JSP works with county commissioners, sheriffs and jail administrators to assess how best to address overcrowding in their jails. To do so, JSP provides holistic assessments of the drivers of a jail’s population and recommends effective, efficient ways to manage defendants and offenders both in and out of custody, with an eye toward increasing compliance with court-mandated requirements and reducing recidivism. As part of its assessments, JSP identifies which programs and practices have the highest proven likelihood of improving public safety.
In addition to collecting demographic data that identifies who is in jail and how long they stay, JSP gathers information that allows it to compare defendants and offenders across programs. By creating a snapshot of risk and needs, JSP is able to both determine the appropriateness of offender placement into various programs and identify gaps in service needs. This helps the jurisdiction determine how resources are being used and whether its practices align with practices that research indicates actually reduce recidivism and make the best use of limited and expensive resources.

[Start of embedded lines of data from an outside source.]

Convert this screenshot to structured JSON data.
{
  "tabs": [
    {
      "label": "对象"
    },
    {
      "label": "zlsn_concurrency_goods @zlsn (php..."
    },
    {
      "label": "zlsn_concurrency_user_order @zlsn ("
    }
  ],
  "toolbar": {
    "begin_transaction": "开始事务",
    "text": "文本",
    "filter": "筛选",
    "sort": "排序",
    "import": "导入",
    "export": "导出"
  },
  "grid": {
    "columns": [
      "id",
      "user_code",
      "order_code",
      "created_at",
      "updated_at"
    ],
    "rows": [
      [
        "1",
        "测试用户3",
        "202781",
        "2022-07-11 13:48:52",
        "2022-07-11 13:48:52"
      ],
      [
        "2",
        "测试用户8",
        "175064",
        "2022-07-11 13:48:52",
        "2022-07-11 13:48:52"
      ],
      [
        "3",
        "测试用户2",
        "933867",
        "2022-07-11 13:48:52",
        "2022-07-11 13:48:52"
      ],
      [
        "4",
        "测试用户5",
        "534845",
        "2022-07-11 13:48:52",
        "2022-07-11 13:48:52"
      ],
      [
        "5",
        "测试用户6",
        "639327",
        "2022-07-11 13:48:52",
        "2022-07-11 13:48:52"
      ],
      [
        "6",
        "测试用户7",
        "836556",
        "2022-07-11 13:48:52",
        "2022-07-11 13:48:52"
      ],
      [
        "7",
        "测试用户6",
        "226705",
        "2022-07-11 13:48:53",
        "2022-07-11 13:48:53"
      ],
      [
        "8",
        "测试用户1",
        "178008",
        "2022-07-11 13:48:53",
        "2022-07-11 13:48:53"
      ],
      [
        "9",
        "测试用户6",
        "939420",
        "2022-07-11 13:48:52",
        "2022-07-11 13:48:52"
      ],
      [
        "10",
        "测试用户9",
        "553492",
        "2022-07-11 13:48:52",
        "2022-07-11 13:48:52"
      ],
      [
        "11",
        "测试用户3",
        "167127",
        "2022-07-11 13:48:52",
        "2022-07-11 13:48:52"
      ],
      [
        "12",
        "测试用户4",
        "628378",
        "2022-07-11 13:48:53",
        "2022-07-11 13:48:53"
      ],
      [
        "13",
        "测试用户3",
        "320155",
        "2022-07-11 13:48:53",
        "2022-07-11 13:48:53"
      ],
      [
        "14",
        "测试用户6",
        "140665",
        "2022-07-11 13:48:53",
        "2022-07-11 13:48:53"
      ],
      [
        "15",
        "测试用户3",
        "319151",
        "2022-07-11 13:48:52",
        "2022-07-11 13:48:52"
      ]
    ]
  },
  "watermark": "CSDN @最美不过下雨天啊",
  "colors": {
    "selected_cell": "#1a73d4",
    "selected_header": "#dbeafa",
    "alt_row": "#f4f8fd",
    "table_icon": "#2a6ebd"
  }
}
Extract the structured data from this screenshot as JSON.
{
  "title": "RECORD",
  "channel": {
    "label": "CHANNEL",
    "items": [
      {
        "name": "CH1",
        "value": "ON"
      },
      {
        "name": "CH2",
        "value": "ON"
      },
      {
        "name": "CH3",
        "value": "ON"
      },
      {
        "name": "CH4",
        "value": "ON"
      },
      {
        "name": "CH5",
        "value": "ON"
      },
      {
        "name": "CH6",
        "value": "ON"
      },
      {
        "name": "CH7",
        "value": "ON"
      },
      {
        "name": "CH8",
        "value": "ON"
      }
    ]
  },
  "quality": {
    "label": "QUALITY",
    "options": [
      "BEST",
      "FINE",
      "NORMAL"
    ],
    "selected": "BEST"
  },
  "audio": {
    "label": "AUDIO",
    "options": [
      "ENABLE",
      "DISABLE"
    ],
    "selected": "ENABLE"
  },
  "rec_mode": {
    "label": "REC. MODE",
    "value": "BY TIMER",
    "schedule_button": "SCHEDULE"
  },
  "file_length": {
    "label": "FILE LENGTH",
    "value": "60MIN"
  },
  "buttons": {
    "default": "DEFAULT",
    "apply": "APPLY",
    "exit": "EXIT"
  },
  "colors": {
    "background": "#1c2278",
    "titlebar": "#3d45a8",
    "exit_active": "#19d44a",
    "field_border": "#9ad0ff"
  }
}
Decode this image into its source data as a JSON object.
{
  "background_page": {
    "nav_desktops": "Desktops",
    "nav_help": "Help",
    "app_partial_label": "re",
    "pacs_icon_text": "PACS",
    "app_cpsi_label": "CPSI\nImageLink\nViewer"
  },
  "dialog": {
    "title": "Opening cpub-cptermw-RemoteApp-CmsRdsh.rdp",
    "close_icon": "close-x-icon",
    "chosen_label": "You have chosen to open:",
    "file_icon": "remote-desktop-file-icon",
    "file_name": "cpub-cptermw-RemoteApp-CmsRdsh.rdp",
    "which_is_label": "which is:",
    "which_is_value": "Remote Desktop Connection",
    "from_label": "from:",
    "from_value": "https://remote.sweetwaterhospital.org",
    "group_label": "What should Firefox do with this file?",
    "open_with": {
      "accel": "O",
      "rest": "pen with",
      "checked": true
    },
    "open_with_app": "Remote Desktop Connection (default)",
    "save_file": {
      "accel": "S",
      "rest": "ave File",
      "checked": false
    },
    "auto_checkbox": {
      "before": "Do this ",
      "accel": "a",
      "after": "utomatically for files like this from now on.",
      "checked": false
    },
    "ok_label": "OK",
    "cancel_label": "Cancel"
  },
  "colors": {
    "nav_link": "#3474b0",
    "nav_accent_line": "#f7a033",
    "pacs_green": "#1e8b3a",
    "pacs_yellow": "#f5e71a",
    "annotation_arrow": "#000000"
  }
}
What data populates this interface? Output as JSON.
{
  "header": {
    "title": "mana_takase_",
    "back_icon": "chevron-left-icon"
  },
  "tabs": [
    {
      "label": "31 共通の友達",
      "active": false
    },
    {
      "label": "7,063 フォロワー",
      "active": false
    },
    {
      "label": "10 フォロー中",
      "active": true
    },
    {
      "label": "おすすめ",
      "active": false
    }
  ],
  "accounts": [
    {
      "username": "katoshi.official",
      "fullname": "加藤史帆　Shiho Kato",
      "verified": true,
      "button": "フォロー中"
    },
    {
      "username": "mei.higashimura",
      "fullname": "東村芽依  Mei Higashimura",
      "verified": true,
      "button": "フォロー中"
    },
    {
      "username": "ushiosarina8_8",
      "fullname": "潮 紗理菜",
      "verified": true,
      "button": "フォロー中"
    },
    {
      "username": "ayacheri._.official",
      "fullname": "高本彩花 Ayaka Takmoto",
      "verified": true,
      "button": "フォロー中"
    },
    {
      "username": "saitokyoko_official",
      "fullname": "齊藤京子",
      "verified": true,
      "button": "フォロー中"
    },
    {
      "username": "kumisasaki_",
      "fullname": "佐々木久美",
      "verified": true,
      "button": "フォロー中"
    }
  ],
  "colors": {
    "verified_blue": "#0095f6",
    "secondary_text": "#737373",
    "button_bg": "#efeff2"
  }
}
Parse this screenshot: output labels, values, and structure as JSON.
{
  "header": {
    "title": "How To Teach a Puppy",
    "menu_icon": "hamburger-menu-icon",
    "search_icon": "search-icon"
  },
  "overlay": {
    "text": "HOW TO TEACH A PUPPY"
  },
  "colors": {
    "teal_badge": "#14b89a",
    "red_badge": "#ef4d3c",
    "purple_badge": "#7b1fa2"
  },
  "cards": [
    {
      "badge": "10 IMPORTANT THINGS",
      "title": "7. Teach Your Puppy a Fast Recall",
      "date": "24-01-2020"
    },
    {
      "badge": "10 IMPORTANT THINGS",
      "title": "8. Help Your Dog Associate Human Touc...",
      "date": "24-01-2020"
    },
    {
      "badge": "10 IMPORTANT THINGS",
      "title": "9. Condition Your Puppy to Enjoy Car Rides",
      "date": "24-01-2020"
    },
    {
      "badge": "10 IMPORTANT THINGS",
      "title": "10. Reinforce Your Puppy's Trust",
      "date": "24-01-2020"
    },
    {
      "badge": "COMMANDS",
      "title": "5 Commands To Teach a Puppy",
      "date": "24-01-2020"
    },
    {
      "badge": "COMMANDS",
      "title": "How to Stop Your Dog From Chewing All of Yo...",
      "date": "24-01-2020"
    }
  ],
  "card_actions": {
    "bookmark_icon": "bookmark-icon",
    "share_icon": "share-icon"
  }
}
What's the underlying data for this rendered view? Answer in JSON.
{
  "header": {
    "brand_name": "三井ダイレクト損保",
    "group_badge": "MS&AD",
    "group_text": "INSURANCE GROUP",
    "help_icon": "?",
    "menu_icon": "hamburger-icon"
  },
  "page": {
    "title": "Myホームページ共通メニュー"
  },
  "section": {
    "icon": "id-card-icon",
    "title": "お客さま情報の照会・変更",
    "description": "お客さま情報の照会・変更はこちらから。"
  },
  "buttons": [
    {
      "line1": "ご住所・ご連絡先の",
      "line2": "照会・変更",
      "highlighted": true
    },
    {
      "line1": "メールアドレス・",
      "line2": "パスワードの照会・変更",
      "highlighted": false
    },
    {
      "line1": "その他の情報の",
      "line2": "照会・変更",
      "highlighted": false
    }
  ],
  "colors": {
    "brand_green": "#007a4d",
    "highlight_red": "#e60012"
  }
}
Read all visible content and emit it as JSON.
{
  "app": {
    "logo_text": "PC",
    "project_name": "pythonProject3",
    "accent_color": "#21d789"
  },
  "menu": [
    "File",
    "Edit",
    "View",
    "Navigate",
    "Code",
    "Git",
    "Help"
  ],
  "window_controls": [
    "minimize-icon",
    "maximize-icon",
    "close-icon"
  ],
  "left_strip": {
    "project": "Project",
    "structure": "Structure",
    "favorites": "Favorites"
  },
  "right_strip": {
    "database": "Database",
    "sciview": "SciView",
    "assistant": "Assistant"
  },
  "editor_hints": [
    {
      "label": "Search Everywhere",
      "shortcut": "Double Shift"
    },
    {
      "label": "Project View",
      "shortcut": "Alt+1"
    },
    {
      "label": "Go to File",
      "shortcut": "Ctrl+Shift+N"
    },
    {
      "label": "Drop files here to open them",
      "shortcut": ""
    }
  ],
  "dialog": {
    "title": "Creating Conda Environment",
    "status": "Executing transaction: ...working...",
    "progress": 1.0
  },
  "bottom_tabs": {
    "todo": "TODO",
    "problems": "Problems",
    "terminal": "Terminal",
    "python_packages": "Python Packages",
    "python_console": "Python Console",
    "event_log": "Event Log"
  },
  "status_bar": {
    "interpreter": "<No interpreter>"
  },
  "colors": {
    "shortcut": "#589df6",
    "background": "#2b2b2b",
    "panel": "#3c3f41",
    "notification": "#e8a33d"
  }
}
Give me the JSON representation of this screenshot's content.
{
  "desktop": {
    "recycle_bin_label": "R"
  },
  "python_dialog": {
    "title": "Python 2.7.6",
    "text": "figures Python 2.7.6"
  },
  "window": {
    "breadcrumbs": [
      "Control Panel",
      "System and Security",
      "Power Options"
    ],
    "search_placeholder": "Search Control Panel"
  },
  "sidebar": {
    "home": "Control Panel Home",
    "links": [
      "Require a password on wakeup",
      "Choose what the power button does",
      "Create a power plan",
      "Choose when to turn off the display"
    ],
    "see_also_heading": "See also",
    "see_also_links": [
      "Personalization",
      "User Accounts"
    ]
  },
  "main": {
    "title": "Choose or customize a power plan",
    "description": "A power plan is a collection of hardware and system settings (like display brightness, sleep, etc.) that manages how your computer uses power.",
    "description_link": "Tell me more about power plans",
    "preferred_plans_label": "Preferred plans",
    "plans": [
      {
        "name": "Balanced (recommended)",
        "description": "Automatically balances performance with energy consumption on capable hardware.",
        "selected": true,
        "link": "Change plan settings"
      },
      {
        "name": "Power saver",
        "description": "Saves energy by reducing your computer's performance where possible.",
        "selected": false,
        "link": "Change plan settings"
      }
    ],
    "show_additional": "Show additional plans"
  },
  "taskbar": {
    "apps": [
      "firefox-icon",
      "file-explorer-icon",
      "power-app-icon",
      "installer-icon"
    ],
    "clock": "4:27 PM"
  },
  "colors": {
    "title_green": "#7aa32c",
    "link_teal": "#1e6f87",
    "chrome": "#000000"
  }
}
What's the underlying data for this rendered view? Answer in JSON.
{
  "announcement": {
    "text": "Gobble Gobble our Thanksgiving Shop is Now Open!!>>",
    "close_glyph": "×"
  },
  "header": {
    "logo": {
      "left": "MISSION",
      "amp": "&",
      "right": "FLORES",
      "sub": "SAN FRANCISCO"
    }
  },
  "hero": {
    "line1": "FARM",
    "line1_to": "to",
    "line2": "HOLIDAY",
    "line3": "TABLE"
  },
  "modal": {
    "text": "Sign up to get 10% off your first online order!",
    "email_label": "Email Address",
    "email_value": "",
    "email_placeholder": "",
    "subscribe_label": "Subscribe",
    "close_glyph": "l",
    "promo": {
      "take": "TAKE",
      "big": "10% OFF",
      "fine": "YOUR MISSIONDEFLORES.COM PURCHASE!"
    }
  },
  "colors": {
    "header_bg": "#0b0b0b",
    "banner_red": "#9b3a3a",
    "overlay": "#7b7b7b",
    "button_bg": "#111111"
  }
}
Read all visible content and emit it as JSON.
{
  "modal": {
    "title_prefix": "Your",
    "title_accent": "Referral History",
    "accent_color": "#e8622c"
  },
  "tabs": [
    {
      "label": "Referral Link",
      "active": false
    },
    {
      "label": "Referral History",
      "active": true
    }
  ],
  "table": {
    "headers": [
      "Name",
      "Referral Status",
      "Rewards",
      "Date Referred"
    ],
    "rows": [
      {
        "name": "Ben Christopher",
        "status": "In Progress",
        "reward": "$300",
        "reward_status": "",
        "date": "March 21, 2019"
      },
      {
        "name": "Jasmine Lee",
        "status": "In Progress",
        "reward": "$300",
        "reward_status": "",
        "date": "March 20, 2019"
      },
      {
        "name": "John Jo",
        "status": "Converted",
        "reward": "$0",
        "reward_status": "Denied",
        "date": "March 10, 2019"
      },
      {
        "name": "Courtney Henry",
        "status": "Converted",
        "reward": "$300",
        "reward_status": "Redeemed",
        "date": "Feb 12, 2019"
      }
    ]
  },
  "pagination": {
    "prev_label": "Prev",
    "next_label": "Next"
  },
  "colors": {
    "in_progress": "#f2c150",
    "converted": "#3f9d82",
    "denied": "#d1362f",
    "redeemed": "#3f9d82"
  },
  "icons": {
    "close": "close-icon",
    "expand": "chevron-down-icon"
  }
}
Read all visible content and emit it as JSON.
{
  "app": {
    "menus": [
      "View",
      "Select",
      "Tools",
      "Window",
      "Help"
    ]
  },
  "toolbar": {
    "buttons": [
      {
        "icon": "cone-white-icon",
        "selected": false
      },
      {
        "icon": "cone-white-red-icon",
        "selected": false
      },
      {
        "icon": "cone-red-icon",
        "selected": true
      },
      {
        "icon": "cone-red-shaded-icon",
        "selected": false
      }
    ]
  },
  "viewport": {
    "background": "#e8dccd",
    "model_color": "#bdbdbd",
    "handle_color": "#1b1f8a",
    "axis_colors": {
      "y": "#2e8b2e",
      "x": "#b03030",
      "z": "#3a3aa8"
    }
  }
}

In 2016, JSP worked with Boulder County (Colorado) Commissioners and Sheriff’s Department to develop a comprehensive assessment of the jail population that included demographic profiles and risk and needs snapshots that identified population drivers. The team also catalogued existing programs, observed delivery of services by community providers and assessed fidelity to evidence-based practices. Armed with these data, JSP developed jail population projections and forecasted programming needs. Through a series of facilitated group discussions with stakeholders and individual interviews with key agency administrators, JSP then developed recommendations based on the jail population projection and the potential impact various policy changes could have on the population.
In 2017, JSP worked with Washtenaw County (Michigan) to assess the effectiveness of its programs and their ability to reduce recidivism.